When guys like Musial and Uecker and coaches like Williams came through Wilson, it made local headlines. It was huge when they stopped by, of all places, Dick’s. Chicago Cubs sportscaster Harry Caray plugged the place once in his broadcast. When Uecker visited, he demanded the biggest burger Lee could make, so Lee slapped four patties together, grilled them into one, and stuffed it in a bun. Uecker was delighted.

Like Wilson, Dick’s is nice to visit….but only visit. None of the legends with pictures on the wall have worked there before, and they’re not sticking around to put in a shift now. It was long believed that greatness doesn’t come from Wilson. Greatness excited Wilson, then passed on.

Gliarmis gets it, why people don’t love Barton basketball games. Wilson Gym, for one thing, has no air conditioning. Even if the tiny gym reaches half capacity, it becomes suffocating. Seating is poor—there are no actual seats, just rows of rickety old bleachers that look like something from Pistol Pete’s time frame. They don’t even have handrails.
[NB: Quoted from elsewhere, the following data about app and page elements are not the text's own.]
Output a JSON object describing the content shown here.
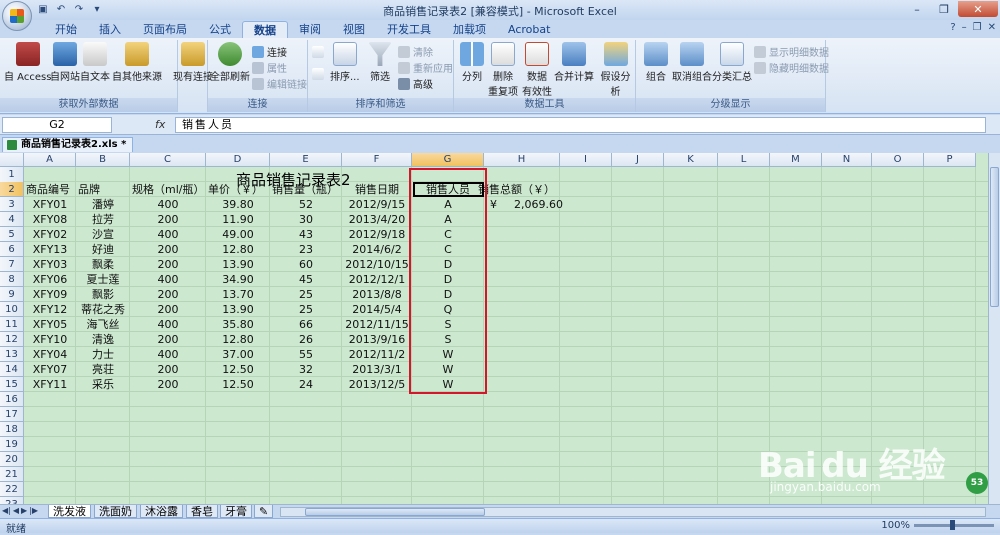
{
  "window": {
    "title": "商品销售记录表2 [兼容模式] - Microsoft Excel",
    "minimize": "–",
    "restore": "❐",
    "close": "✕"
  },
  "tabs": [
    {
      "label": "开始"
    },
    {
      "label": "插入"
    },
    {
      "label": "页面布局"
    },
    {
      "label": "公式"
    },
    {
      "label": "数据",
      "active": true
    },
    {
      "label": "审阅"
    },
    {
      "label": "视图"
    },
    {
      "label": "开发工具"
    },
    {
      "label": "加载项"
    },
    {
      "label": "Acrobat"
    }
  ],
  "ribbon": {
    "external": {
      "label": "获取外部数据",
      "access": "自 Access",
      "web": "自网站",
      "text": "自文本",
      "other": "自其他来源",
      "existing": "现有连接"
    },
    "connections": {
      "label": "连接",
      "refresh": "全部刷新",
      "connections": "连接",
      "properties": "属性",
      "edit_links": "编辑链接"
    },
    "sort": {
      "label": "排序和筛选",
      "sort": "排序...",
      "filter": "筛选",
      "clear": "清除",
      "reapply": "重新应用",
      "advanced": "高级"
    },
    "tools": {
      "label": "数据工具",
      "split": "分列",
      "dedupe1": "删除",
      "dedupe2": "重复项",
      "validate1": "数据",
      "validate2": "有效性",
      "consolidate": "合并计算",
      "whatif": "假设分析"
    },
    "outline": {
      "label": "分级显示",
      "group": "组合",
      "ungroup": "取消组合",
      "subtotal": "分类汇总",
      "show_detail": "显示明细数据",
      "hide_detail": "隐藏明细数据"
    }
  },
  "formula_bar": {
    "name_box": "G2",
    "fx": "fx",
    "content": "销售人员"
  },
  "doc_tab": "商品销售记录表2.xls *",
  "columns": [
    "A",
    "B",
    "C",
    "D",
    "E",
    "F",
    "G",
    "H",
    "I",
    "J",
    "K",
    "L",
    "M",
    "N",
    "O",
    "P"
  ],
  "rows": [
    "1",
    "2",
    "3",
    "4",
    "5",
    "6",
    "7",
    "8",
    "9",
    "10",
    "11",
    "12",
    "13",
    "14",
    "15",
    "16",
    "17",
    "18",
    "19",
    "20",
    "21",
    "22",
    "23"
  ],
  "sheet": {
    "title": "商品销售记录表2",
    "headers": [
      "商品编号",
      "品牌",
      "规格（ml/瓶）",
      "单价（￥）",
      "销售量（瓶）",
      "销售日期",
      "销售人员",
      "销售总额（￥）"
    ],
    "rows": [
      [
        "XFY01",
        "潘婷",
        "400",
        "39.80",
        "52",
        "2012/9/15",
        "A"
      ],
      [
        "XFY08",
        "拉芳",
        "200",
        "11.90",
        "30",
        "2013/4/20",
        "A"
      ],
      [
        "XFY02",
        "沙宣",
        "400",
        "49.00",
        "43",
        "2012/9/18",
        "C"
      ],
      [
        "XFY13",
        "好迪",
        "200",
        "12.80",
        "23",
        "2014/6/2",
        "C"
      ],
      [
        "XFY03",
        "飘柔",
        "200",
        "13.90",
        "60",
        "2012/10/15",
        "D"
      ],
      [
        "XFY06",
        "夏士莲",
        "400",
        "34.90",
        "45",
        "2012/12/1",
        "D"
      ],
      [
        "XFY09",
        "飘影",
        "200",
        "13.70",
        "25",
        "2013/8/8",
        "D"
      ],
      [
        "XFY12",
        "蒂花之秀",
        "200",
        "13.90",
        "25",
        "2014/5/4",
        "Q"
      ],
      [
        "XFY05",
        "海飞丝",
        "400",
        "35.80",
        "66",
        "2012/11/15",
        "S"
      ],
      [
        "XFY10",
        "清逸",
        "200",
        "12.80",
        "26",
        "2013/9/16",
        "S"
      ],
      [
        "XFY04",
        "力士",
        "400",
        "37.00",
        "55",
        "2012/11/2",
        "W"
      ],
      [
        "XFY07",
        "亮荘",
        "200",
        "12.50",
        "32",
        "2013/3/1",
        "W"
      ],
      [
        "XFY11",
        "采乐",
        "200",
        "12.50",
        "24",
        "2013/12/5",
        "W"
      ]
    ],
    "total_symbol": "¥",
    "total_value": "2,069.60"
  },
  "sheet_tabs": [
    "洗发液",
    "洗面奶",
    "沐浴露",
    "香皂",
    "牙膏"
  ],
  "status": {
    "ready": "就绪",
    "zoom": "100%"
  },
  "watermark": {
    "text": "Bai du 经验",
    "sub": "jingyan.baidu.com",
    "badge": "53"
  }
}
Many high school gyms are nicer.

Still, Lee says those are lame excuses. “They go and root for State, Carolina, all of which you didn’t go to school at,” he says. “You pull for them, and some of them don’t ever go over there and watch their school play. That’s what gets me more than anything else…You don’t ever hear them talk about Barton unless you bring it up yourself…Wilson just wants winners. I’ve seen them pull for Carolina, State and Duke. They pull for you when you’re on top, but when you’re struggling or back to normal, they don’t give a damn about you.”

There was one year, though, when they did. One day in March 2007, Gliarmis saw his city at its finest, at its most positive, alive with anticipation and filled with vigor inspired by none other than that Barton College basketball team. His restaurant filled to overflowing, people crowding around its television to witness something unthinkable. “Boy,” he says, a laugh rolling through his words, “they gave a damn that year.”

* * *

North Carolina has seen its share of basketball legends. Many names you remember. Michael Jordan, the legend of legends. Tim Duncan and Chris Paul, the superstars. John Wall, the fresh face on the block who played at Raleigh Word of God Christian Academy before matriculating at Kentucky for a season wherein he enraptured the college basketball world before getting drafted first overall by the Washington Wizards. There are others, such as Raymond Felton, Vince Carter, J.J. Redick, Antawn Jamison, Tyler Hansbrough, and on the list could go of those made famous in the Triangle.

Wilson was once a town from which people tried escaping, a la Odessa in Friday Night Lights. People felt how Ant felt—as though if they wanted to become anything, they had to leave, to go to greater places to become greater people. Or so people think, until something grabs someone’s attention. In 1990, Buzz Bissinger wrote a Pulitzer Prize-winning book about Odessa and its high school football team, Permian, and that book became a movie in 2004, and that movie became a popular television show.

People say what happened at Barton when Ant came could become a movie. Of course, people always say things like that, and rarely do Hollywood producers follow. But something happened that made Wilson give a damn about Barton basketball, and in the months afterward, a screenwriter and producer paid the place a visit.

Click here to order your copy of The Edge of Legend: An Incredible Story of Faith and Basketball From the Life of Harlem Globetrotter Anthony “Ant” Atkinson